§ **ACTION ITEM**
Looking only at the lines below that contain "above", give the number of them and no other text.

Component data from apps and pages
----
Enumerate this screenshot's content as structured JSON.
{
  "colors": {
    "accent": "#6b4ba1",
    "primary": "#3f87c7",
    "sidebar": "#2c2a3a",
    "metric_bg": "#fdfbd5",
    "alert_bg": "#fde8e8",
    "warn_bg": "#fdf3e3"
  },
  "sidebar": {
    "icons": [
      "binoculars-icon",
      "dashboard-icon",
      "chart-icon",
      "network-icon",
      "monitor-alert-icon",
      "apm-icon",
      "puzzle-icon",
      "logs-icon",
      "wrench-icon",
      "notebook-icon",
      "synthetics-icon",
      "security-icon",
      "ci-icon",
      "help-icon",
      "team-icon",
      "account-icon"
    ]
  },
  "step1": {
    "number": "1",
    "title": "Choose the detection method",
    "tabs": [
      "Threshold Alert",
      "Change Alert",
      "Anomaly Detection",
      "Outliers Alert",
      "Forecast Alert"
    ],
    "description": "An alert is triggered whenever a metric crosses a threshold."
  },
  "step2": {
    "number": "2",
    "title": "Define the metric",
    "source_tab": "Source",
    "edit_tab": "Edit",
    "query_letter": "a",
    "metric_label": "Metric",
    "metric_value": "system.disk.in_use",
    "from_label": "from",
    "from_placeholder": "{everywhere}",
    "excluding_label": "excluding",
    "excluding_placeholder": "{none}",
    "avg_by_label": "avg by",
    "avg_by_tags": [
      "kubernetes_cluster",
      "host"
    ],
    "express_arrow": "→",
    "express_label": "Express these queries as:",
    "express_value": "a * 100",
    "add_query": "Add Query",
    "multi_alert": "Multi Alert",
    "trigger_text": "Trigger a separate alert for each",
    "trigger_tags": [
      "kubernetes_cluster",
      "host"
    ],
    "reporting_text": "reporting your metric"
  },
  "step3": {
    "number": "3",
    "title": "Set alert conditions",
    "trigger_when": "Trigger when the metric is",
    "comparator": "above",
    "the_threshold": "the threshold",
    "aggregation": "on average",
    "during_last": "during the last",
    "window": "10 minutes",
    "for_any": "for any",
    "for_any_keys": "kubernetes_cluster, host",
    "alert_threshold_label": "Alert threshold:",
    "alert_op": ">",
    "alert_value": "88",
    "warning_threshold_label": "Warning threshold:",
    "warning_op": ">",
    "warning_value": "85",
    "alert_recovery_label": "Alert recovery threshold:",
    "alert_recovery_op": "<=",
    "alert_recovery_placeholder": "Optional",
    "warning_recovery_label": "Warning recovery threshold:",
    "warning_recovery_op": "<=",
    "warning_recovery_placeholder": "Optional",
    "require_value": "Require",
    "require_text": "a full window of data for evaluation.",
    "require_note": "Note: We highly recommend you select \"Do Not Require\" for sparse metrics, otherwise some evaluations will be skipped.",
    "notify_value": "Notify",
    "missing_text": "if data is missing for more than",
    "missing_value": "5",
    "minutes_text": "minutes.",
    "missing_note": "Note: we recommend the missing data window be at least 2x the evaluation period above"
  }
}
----
§ **RESPONSE AREA**
2